The following is my review of my own album, Fortunes and Hat-tricks, Vol. 1. I’m aware that it’s a little odd to write a formal review of your own album, but my hope is that it will entice a few people to give a listen who had not yet done so. So, without further ado…
If you’ve ever been on a crowded subway car you know that things usually goes one of two ways. The first and most likely scenario is that most everyone seems to take the crowd as a personal affront, and they aggressively assert themselves. They tend to obnoxiously claim as much space for themselves as possible, totally disregarding everyone around them, ignoring the fact that they are all going through the exact same thing. This approach makes the experience more difficult for everyone. Truly no one wins. The second way things can go is that most of the people on this crowded train car realize they are not the only ones experiencing this, and they work together leaving as much free space for others as possible, treating those around them with respect and humanity. They take off bulky back packs and put them on their laps or between their legs. They hold the pole so others can too, instead of leaning on it, leaving room for no one else.

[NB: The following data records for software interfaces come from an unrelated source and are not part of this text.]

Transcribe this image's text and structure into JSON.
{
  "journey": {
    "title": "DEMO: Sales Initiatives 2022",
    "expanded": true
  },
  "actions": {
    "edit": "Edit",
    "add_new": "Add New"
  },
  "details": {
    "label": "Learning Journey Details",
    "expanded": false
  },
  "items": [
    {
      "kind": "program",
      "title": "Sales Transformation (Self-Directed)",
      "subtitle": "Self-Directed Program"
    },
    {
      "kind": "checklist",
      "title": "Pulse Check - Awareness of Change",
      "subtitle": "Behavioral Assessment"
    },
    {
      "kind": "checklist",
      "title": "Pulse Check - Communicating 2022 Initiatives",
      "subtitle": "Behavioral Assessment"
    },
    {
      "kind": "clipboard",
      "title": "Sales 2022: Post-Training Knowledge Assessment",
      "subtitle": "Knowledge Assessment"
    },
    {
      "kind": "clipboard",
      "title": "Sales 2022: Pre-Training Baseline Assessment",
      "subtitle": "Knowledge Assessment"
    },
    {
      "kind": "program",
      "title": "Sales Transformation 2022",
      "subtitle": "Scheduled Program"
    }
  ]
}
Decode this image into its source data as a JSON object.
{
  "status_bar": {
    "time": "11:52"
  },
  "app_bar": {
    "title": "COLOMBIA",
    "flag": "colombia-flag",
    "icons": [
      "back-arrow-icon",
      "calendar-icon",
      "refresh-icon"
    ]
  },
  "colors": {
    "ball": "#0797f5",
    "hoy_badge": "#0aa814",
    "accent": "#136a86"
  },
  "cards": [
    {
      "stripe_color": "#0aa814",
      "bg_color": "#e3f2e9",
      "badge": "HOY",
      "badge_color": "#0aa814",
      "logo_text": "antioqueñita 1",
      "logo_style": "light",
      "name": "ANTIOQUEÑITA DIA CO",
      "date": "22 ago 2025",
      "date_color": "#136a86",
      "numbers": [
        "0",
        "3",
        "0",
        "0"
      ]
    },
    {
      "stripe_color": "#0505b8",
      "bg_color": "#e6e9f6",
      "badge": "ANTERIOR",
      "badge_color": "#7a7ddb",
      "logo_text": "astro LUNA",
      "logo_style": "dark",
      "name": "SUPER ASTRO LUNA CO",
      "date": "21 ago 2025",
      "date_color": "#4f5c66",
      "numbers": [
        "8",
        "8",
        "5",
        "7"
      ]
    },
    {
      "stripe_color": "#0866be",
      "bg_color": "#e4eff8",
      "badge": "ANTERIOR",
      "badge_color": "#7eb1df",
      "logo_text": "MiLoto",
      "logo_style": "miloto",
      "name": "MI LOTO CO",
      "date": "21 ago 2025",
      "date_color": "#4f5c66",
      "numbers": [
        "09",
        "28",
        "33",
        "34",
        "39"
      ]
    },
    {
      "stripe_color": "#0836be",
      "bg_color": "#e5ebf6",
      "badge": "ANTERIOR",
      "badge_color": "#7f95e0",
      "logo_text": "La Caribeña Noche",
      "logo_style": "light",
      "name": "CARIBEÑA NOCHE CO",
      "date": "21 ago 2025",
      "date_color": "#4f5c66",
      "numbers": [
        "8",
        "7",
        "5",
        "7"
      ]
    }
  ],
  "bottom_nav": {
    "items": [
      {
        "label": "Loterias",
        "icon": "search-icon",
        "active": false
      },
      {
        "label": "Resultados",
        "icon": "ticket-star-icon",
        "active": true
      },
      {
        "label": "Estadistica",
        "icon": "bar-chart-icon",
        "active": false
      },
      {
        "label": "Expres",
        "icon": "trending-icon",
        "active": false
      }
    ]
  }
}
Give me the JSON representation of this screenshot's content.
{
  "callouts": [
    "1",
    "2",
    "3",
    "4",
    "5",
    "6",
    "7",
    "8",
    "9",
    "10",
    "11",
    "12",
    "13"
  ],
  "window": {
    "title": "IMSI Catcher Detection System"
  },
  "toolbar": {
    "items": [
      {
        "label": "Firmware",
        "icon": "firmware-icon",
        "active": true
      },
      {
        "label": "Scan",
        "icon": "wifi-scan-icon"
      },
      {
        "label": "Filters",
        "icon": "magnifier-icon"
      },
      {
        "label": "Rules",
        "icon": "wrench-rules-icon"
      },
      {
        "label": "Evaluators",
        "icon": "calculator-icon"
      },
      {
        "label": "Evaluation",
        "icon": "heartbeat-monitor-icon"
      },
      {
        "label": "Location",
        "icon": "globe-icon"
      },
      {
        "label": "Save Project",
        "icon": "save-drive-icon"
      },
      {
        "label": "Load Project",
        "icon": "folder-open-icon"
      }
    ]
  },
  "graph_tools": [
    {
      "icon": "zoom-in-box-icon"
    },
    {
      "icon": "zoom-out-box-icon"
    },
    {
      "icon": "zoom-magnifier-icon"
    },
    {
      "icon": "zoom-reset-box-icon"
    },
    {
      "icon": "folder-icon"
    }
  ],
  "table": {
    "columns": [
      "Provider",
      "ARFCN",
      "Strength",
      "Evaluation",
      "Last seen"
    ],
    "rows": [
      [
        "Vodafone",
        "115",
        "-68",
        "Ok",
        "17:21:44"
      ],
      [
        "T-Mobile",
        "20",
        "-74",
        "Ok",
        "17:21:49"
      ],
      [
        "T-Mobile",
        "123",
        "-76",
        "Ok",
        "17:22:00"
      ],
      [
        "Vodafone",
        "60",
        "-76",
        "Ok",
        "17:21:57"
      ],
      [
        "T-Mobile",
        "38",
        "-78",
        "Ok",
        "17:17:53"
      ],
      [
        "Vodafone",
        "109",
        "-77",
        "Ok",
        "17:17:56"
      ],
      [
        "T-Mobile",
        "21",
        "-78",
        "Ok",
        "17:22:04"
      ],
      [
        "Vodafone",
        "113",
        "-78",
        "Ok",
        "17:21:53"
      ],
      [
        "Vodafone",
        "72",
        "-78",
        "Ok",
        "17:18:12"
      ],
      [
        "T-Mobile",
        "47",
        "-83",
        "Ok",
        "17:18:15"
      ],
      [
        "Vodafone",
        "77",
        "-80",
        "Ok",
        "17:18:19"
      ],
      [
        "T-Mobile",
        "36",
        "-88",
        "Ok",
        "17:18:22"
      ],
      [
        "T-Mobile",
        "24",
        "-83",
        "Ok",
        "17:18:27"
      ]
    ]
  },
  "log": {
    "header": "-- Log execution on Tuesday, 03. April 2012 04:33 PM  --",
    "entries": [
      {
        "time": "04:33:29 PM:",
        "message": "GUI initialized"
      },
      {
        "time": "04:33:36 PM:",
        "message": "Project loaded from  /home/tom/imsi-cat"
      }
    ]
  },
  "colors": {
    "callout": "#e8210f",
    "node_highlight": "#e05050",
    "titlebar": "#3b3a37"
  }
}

Metaphorically apply the first approach to handling the subway situation to a jazz ensemble freely improvising. Most times free improv = every-man-for-himself type of mayhem. Each musician is so concerned he won’t have space of his own that he never leaves any space for anyone else. Even if what each individual player is doing has musical merit, if no one is listening to anyone else or willing to leave space, the result is unmusical, the result is cacophony. For the audience the result is, almost without exception, an aggressive and exhausting aural attack. The audience is excluded from the performance, and honestly, so are all of the players.
Now imagine the second approach to the crowded subway conundrum applied to free improv, and that’s what you get with Fortunes and Hat-tricks, Vol. 1. On this album, Davis, Duncan and Tiemann cooperate in the truest sense of the word. Here you have three musicians who are acutely aware of the space they occupy…constantly listening to each other, looking at each other, respecting each other. In the end what you are left with is an improvised work that, though completely unplanned, has all the most important elements of composition – direction, focus, melody, development, dynamics, contour, space. Utilizing this rather selfless approach to improvisation, everyone is serving the music and the spirit of the moment and the ensemble…and the reason for doing this in the first place.
It is near impossible to believe the first track, Good Sense Is the Master of Human Life, is the one and only take of a completely unplanned song. So strong is the conviction of each player, so quick is each player’s ability to recognize his role and refine his approach, that the listener is positive there is at least a lead sheet or a sketched theme. Surely there were rehearsals. Surely there was discussion of vibe or cues at least. Not so – nothing of the sort in fact. Track 2, the pensive and well-crafted The One You Admire Would Welcome a Gift, like all the other pieces on this album, had never even had its title uttered before the tape began to roll. Even a rambunctious explosion of a song like It Is a Silly Fish That Is Caught Twice With the Same Bait, as busy as it is, has a kind of clarity that only comes from a uniquely deep level of musical coexistence. The three improvisers work as one composer – defining and refining roles, themes and abstractions, while simultaneously leading and submitting, creating canvas and paint and piece all in a moment. Other highlights include the dreamy and at times eery Someone Dreams of Being With You and the abstract yet playful Hat-trick #9.